## [Problem details]
Report, as a single number, how many lines of the records contain the word "free".
======== Material for the task ========
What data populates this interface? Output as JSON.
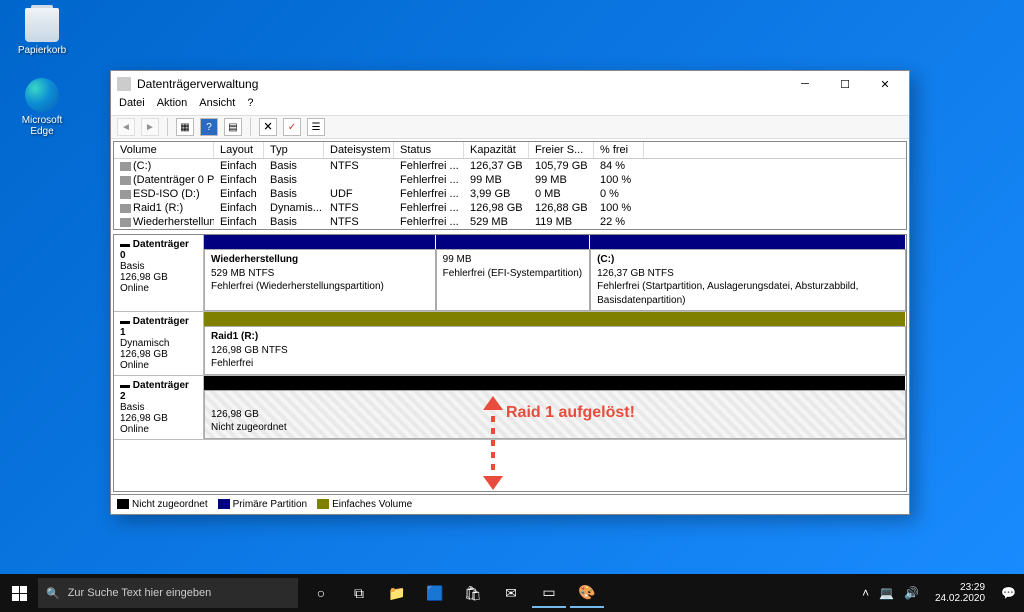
{
  "desktop": {
    "recycle": "Papierkorb",
    "edge": "Microsoft Edge"
  },
  "window": {
    "title": "Datenträgerverwaltung",
    "menu": [
      "Datei",
      "Aktion",
      "Ansicht",
      "?"
    ]
  },
  "columns": {
    "vol": "Volume",
    "lay": "Layout",
    "typ": "Typ",
    "fs": "Dateisystem",
    "stat": "Status",
    "cap": "Kapazität",
    "free": "Freier S...",
    "pct": "% frei"
  },
  "volumes": [
    {
      "vol": "(C:)",
      "lay": "Einfach",
      "typ": "Basis",
      "fs": "NTFS",
      "stat": "Fehlerfrei ...",
      "cap": "126,37 GB",
      "free": "105,79 GB",
      "pct": "84 %"
    },
    {
      "vol": "(Datenträger 0 Par...",
      "lay": "Einfach",
      "typ": "Basis",
      "fs": "",
      "stat": "Fehlerfrei ...",
      "cap": "99 MB",
      "free": "99 MB",
      "pct": "100 %"
    },
    {
      "vol": "ESD-ISO (D:)",
      "lay": "Einfach",
      "typ": "Basis",
      "fs": "UDF",
      "stat": "Fehlerfrei ...",
      "cap": "3,99 GB",
      "free": "0 MB",
      "pct": "0 %"
    },
    {
      "vol": "Raid1 (R:)",
      "lay": "Einfach",
      "typ": "Dynamis...",
      "fs": "NTFS",
      "stat": "Fehlerfrei ...",
      "cap": "126,98 GB",
      "free": "126,88 GB",
      "pct": "100 %"
    },
    {
      "vol": "Wiederherstellung",
      "lay": "Einfach",
      "typ": "Basis",
      "fs": "NTFS",
      "stat": "Fehlerfrei ...",
      "cap": "529 MB",
      "free": "119 MB",
      "pct": "22 %"
    }
  ],
  "disks": {
    "d0": {
      "name": "Datenträger 0",
      "type": "Basis",
      "size": "126,98 GB",
      "state": "Online",
      "p1": {
        "name": "Wiederherstellung",
        "l2": "529 MB NTFS",
        "l3": "Fehlerfrei (Wiederherstellungspartition)"
      },
      "p2": {
        "l2": "99 MB",
        "l3": "Fehlerfrei (EFI-Systempartition)"
      },
      "p3": {
        "name": "(C:)",
        "l2": "126,37 GB NTFS",
        "l3": "Fehlerfrei (Startpartition, Auslagerungsdatei, Absturzabbild, Basisdatenpartition)"
      }
    },
    "d1": {
      "name": "Datenträger 1",
      "type": "Dynamisch",
      "size": "126,98 GB",
      "state": "Online",
      "p1": {
        "name": "Raid1  (R:)",
        "l2": "126,98 GB NTFS",
        "l3": "Fehlerfrei"
      }
    },
    "d2": {
      "name": "Datenträger 2",
      "type": "Basis",
      "size": "126,98 GB",
      "state": "Online",
      "p1": {
        "l2": "126,98 GB",
        "l3": "Nicht zugeordnet"
      }
    }
  },
  "legend": {
    "un": "Nicht zugeordnet",
    "pri": "Primäre Partition",
    "simple": "Einfaches Volume"
  },
  "annotation": "Raid 1 aufgelöst!",
  "taskbar": {
    "search_placeholder": "Zur Suche Text hier eingeben",
    "time": "23:29",
    "date": "24.02.2020"
  }
}
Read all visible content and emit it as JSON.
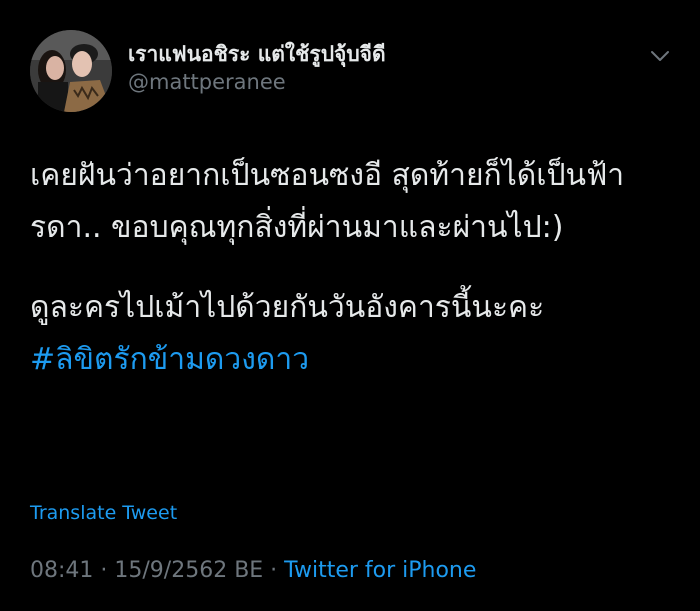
{
  "user": {
    "display_name": "เราแฟนอชิระ แต่ใช้รูปจุ้บจีดี",
    "handle": "@mattperanee"
  },
  "tweet": {
    "paragraph_1": "เคยฝันว่าอยากเป็นซอนซงอี สุดท้ายก็ได้เป็นฟ้ารดา.. ขอบคุณทุกสิ่งที่ผ่านมาและผ่านไป:)",
    "paragraph_2": "ดูละครไปเม้าไปด้วยกันวันอังคารนี้นะคะ",
    "hashtag": "#ลิขิตรักข้ามดวงดาว"
  },
  "translate_label": "Translate Tweet",
  "meta": {
    "time": "08:41",
    "separator_1": " · ",
    "date": "15/9/2562 BE",
    "separator_2": " · ",
    "source": "Twitter for iPhone"
  },
  "colors": {
    "background": "#000000",
    "text": "#e6e9ea",
    "secondary": "#6e767d",
    "link": "#1d9bf0"
  },
  "icons": {
    "avatar": "profile-photo",
    "menu": "chevron-down-icon"
  }
}
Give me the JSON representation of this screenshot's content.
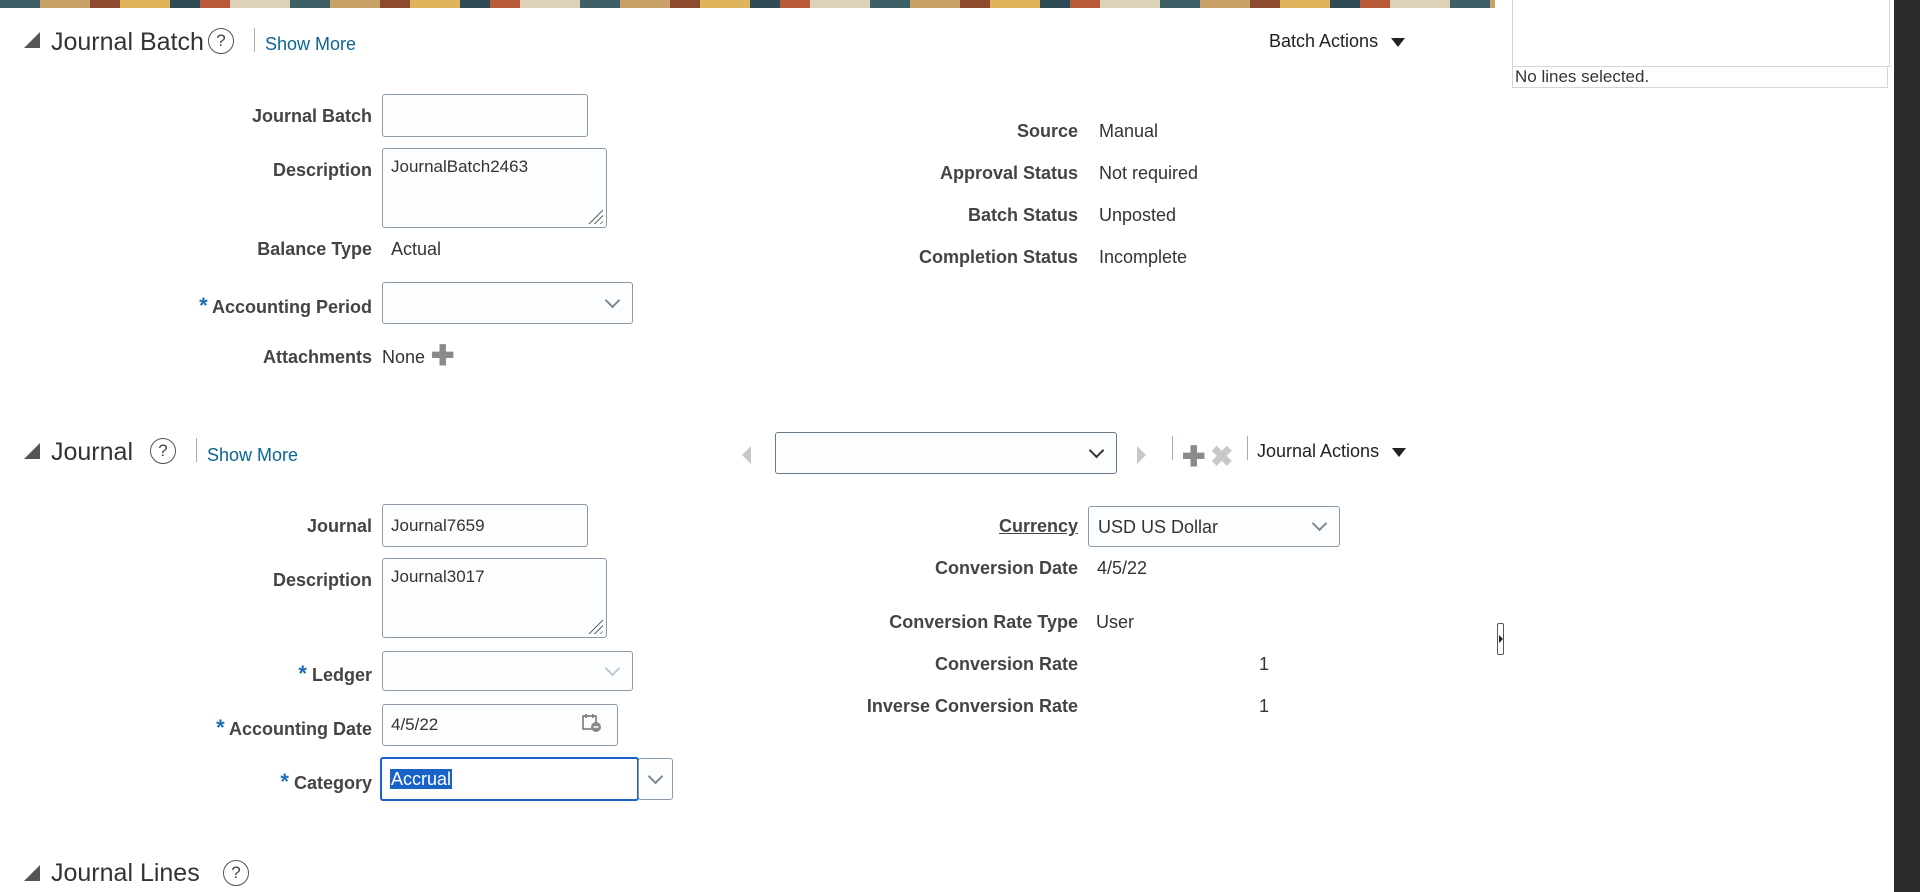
{
  "side_panel": {
    "status_text": "No lines selected."
  },
  "batch_section": {
    "title": "Journal Batch",
    "show_more": "Show More",
    "actions_label": "Batch Actions",
    "fields": {
      "journal_batch_label": "Journal Batch",
      "journal_batch_value": "",
      "description_label": "Description",
      "description_value": "JournalBatch2463",
      "balance_type_label": "Balance Type",
      "balance_type_value": "Actual",
      "accounting_period_label": "Accounting Period",
      "accounting_period_value": "",
      "attachments_label": "Attachments",
      "attachments_value": "None",
      "source_label": "Source",
      "source_value": "Manual",
      "approval_status_label": "Approval Status",
      "approval_status_value": "Not required",
      "batch_status_label": "Batch Status",
      "batch_status_value": "Unposted",
      "completion_status_label": "Completion Status",
      "completion_status_value": "Incomplete"
    }
  },
  "journal_section": {
    "title": "Journal",
    "show_more": "Show More",
    "actions_label": "Journal Actions",
    "journal_selector_value": "",
    "fields": {
      "journal_label": "Journal",
      "journal_value": "Journal7659",
      "description_label": "Description",
      "description_value": "Journal3017",
      "ledger_label": "Ledger",
      "ledger_value": "",
      "accounting_date_label": "Accounting Date",
      "accounting_date_value": "4/5/22",
      "category_label": "Category",
      "category_value": "Accrual",
      "currency_label": "Currency",
      "currency_value": "USD US Dollar",
      "conversion_date_label": "Conversion Date",
      "conversion_date_value": "4/5/22",
      "conversion_rate_type_label": "Conversion Rate Type",
      "conversion_rate_type_value": "User",
      "conversion_rate_label": "Conversion Rate",
      "conversion_rate_value": "1",
      "inverse_conversion_rate_label": "Inverse Conversion Rate",
      "inverse_conversion_rate_value": "1"
    }
  },
  "lines_section": {
    "title": "Journal Lines"
  },
  "required_marker": "*",
  "help_glyph": "?",
  "icons": {
    "plus": "plus-icon",
    "delete": "close-icon",
    "calendar": "calendar-icon",
    "help": "help-icon",
    "collapse": "collapse-triangle-icon"
  },
  "colors": {
    "link": "#0b6592",
    "required": "#1f6eb4",
    "selection": "#1a63c6",
    "focus_border": "#1a63c6"
  }
}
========
## [Solution to this task]
6